> _ABOUT THIS EXERCISE_: The answer must be a single number: the count of lines in the records below that contain the word "true".

> _EXCERPTED DATA_:
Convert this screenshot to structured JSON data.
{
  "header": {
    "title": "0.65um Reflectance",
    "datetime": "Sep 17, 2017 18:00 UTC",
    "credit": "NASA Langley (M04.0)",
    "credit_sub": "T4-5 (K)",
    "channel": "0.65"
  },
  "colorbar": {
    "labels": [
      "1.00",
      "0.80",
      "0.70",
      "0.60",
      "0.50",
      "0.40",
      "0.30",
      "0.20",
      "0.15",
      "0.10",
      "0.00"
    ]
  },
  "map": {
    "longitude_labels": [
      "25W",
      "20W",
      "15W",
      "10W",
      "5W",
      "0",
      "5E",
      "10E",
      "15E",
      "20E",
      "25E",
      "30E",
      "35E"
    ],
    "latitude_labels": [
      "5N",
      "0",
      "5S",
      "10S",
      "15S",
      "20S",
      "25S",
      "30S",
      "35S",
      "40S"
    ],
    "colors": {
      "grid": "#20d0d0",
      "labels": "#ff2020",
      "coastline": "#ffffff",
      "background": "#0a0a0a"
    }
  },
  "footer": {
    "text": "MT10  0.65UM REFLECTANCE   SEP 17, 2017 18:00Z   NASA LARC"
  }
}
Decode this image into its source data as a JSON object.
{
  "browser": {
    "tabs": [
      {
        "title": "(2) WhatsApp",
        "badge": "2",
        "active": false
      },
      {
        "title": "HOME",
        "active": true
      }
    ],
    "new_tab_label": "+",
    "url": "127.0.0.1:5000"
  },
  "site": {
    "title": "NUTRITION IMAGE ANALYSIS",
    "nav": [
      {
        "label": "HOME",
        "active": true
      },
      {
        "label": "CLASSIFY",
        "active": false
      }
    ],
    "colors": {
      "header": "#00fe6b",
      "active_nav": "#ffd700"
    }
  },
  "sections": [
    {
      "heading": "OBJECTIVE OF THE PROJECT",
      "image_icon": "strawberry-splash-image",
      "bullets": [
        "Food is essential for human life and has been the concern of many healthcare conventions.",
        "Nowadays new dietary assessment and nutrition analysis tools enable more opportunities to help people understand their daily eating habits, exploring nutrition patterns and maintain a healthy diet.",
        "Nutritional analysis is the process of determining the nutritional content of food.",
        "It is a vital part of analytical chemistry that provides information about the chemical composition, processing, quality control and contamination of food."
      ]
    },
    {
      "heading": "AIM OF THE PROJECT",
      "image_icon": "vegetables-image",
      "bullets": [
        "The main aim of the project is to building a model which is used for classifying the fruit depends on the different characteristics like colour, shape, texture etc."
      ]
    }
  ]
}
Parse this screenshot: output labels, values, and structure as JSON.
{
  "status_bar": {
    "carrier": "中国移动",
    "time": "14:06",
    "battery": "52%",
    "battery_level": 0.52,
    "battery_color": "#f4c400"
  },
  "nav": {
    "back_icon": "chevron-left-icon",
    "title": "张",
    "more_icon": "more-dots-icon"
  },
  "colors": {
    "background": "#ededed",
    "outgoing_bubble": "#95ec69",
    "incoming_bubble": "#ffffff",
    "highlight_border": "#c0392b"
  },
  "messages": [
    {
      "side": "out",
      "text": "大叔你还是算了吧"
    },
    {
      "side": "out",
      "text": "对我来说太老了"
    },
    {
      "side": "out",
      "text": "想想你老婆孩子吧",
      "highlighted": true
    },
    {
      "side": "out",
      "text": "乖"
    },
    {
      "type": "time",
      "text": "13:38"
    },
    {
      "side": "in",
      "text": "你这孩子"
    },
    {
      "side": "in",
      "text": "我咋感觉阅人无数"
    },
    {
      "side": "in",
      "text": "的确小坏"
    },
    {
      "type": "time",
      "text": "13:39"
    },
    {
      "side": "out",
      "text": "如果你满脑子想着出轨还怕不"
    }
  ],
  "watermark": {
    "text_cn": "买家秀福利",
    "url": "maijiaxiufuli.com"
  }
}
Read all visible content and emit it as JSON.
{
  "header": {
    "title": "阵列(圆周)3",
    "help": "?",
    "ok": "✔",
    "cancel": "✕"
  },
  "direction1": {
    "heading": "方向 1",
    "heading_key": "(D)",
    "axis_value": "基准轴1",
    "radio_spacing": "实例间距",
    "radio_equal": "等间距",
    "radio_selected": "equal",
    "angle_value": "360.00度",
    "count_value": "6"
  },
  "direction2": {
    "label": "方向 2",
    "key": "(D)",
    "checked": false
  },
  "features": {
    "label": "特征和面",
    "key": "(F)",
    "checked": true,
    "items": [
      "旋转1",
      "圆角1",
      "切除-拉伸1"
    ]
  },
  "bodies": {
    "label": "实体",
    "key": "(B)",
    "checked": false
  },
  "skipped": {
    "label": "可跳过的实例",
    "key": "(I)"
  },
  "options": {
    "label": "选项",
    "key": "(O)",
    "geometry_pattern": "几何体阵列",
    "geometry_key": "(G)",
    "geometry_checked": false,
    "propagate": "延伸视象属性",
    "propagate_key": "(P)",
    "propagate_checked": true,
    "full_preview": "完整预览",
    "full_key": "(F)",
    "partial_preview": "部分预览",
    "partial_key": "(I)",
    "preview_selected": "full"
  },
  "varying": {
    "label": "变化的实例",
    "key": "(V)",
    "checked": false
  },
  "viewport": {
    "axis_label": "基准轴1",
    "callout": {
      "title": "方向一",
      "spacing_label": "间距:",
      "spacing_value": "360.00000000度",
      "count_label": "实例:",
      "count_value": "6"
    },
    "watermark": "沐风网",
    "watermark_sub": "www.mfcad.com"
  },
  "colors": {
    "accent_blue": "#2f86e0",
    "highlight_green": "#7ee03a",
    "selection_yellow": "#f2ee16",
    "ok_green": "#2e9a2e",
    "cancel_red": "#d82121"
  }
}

> _EXERCISE OUTPUT_: 5